- _Task item_: Answer with nothing except the number of lines in the listing that include the word "this".

- _Records for the exercise_:

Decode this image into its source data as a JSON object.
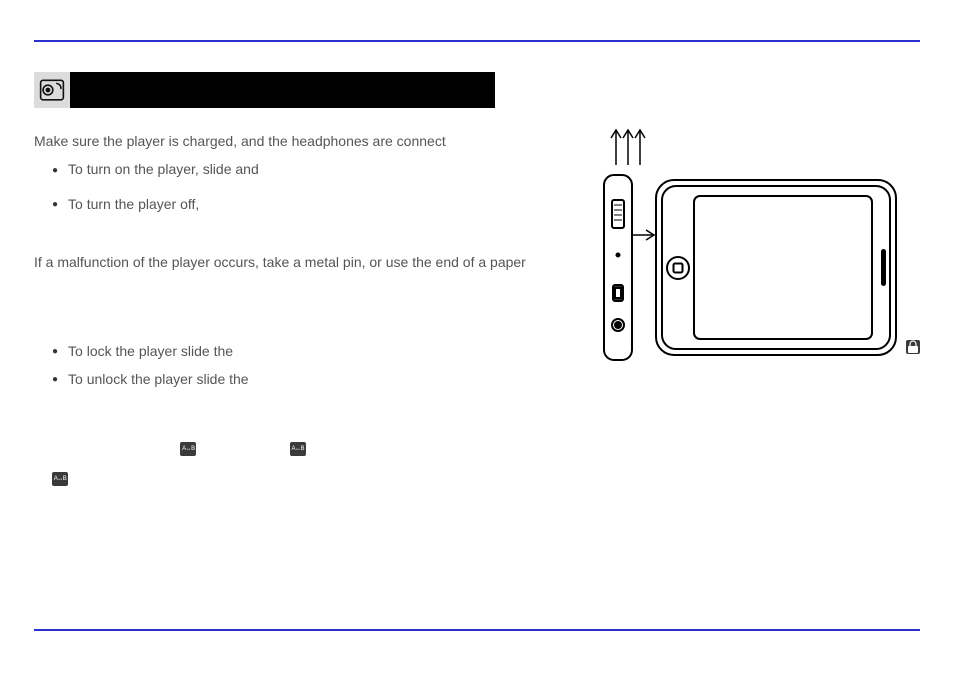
{
  "section": {
    "intro": "Make sure the player is charged, and the headphones are connect",
    "power_on": "To turn on the player, slide and",
    "power_off": "To turn the player off,",
    "malfunction": "If a malfunction of the player occurs, take a metal pin, or use the end of a paper",
    "lock": "To lock the player slide the",
    "unlock": "To unlock the player slide the"
  },
  "icons": {
    "ab_label": "A↔B"
  }
}
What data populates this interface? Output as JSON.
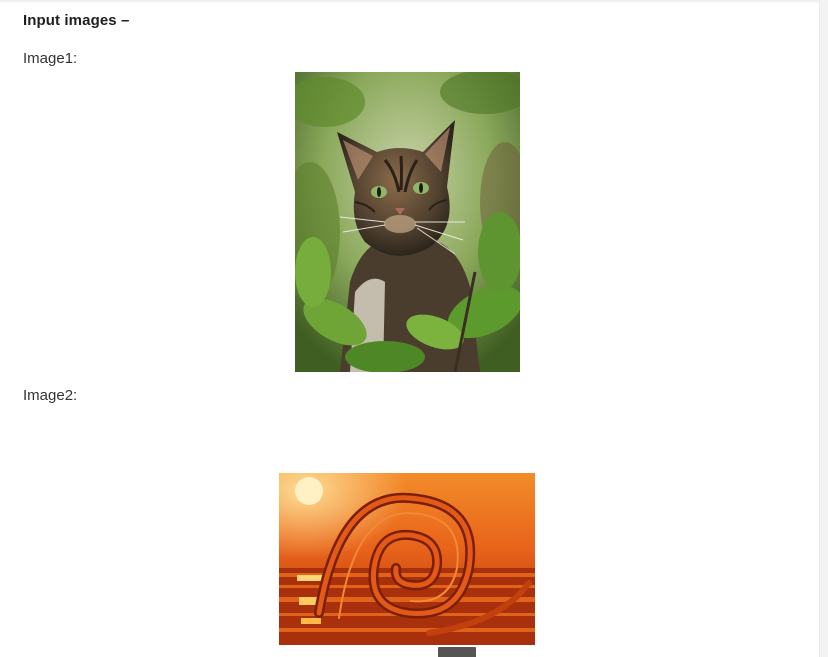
{
  "section": {
    "heading": "Input images –",
    "image1_label": "Image1:",
    "image2_label": "Image2:"
  },
  "images": {
    "image1": {
      "subject": "tabby-cat-in-foliage",
      "colors": {
        "foliage": "#6f9a3c",
        "fur": "#5a4a36",
        "eyes": "#7fa860"
      }
    },
    "image2": {
      "subject": "sunset-swirl-over-sea",
      "colors": {
        "sky": "#e8621a",
        "sun": "#fff1c4",
        "swirl": "#b83410"
      }
    }
  }
}
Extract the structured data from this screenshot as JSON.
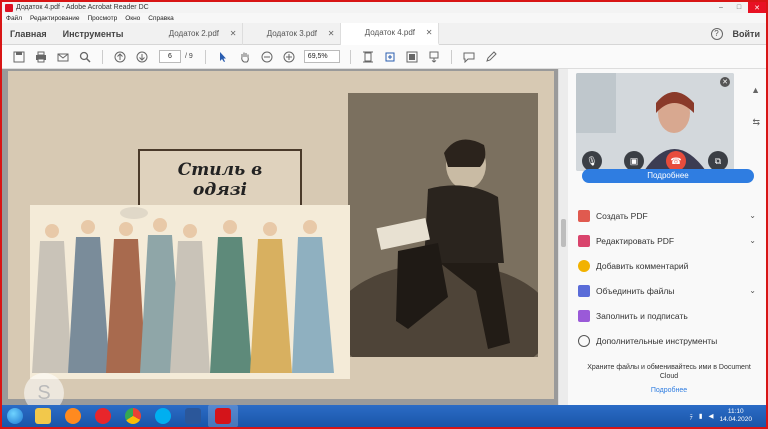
{
  "window": {
    "title": "Додаток 4.pdf - Adobe Acrobat Reader DC"
  },
  "menu": [
    "Файл",
    "Редактирование",
    "Просмотр",
    "Окно",
    "Справка"
  ],
  "tabs": {
    "home": "Главная",
    "tools": "Инструменты",
    "docs": [
      {
        "label": "Додаток 2.pdf"
      },
      {
        "label": "Додаток 3.pdf"
      },
      {
        "label": "Додаток 4.pdf"
      }
    ],
    "help": "?",
    "signin": "Войти"
  },
  "toolbar": {
    "page_current": "6",
    "page_total": "/ 9",
    "zoom": "69,5%"
  },
  "slide": {
    "title": "Стиль в одязі"
  },
  "panel": {
    "more_button": "Подробнее",
    "tools": [
      {
        "label": "Создать PDF",
        "color": "#e05a4f",
        "chevron": true
      },
      {
        "label": "Редактировать PDF",
        "color": "#d9446c",
        "chevron": true
      },
      {
        "label": "Добавить комментарий",
        "color": "#f2b200",
        "chevron": false
      },
      {
        "label": "Объединить файлы",
        "color": "#5a6cd8",
        "chevron": true
      },
      {
        "label": "Заполнить и подписать",
        "color": "#9a5ad8",
        "chevron": false
      },
      {
        "label": "Дополнительные инструменты",
        "color": "#555555",
        "chevron": false
      }
    ],
    "cloud_text": "Храните файлы и обменивайтесь ими в Document Cloud",
    "cloud_link": "Подробнее"
  },
  "taskbar": {
    "lang": "ﾃ",
    "time": "11:10",
    "date": "14.04.2020",
    "apps": [
      {
        "name": "explorer",
        "color": "#f2c84b"
      },
      {
        "name": "firefox",
        "color": "#ff8a1f"
      },
      {
        "name": "opera",
        "color": "#e8262b"
      },
      {
        "name": "chrome",
        "color": "#4caf50"
      },
      {
        "name": "skype",
        "color": "#00aff0"
      },
      {
        "name": "word",
        "color": "#2b579a"
      },
      {
        "name": "acrobat",
        "color": "#d4141a"
      }
    ]
  }
}
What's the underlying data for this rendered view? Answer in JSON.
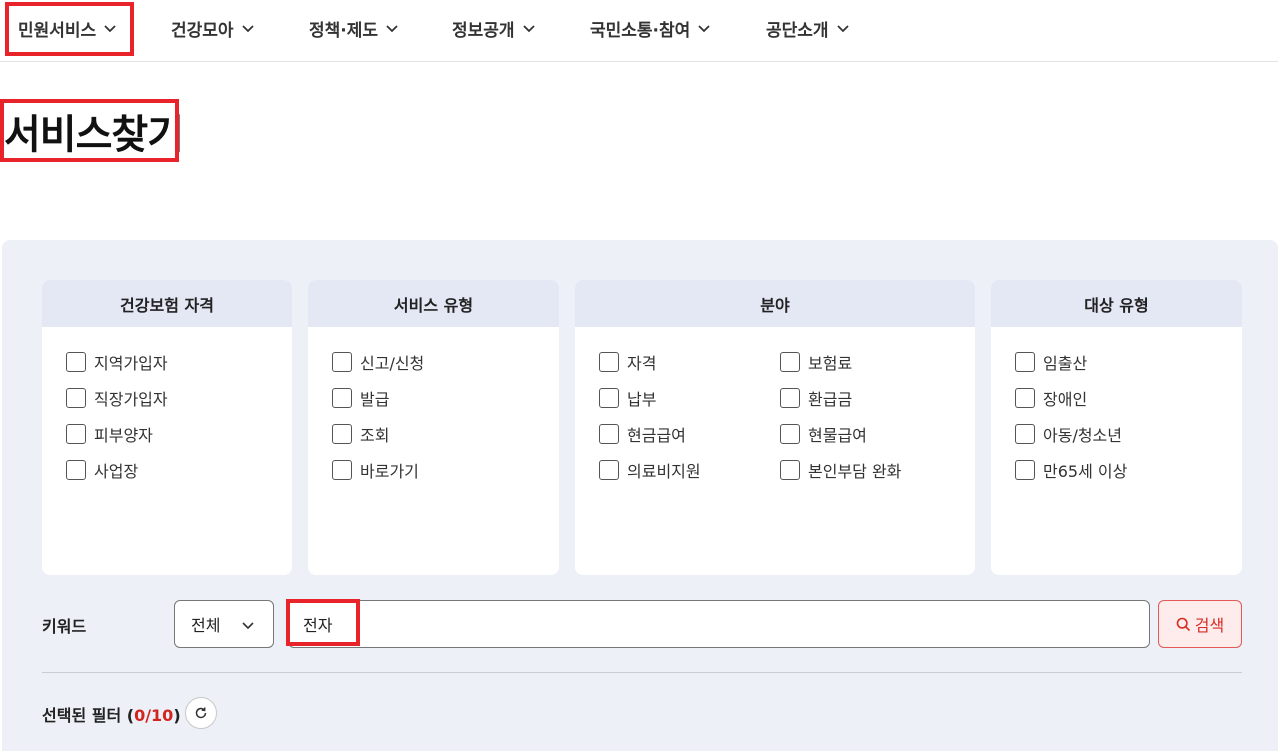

- _Exercise output_: 4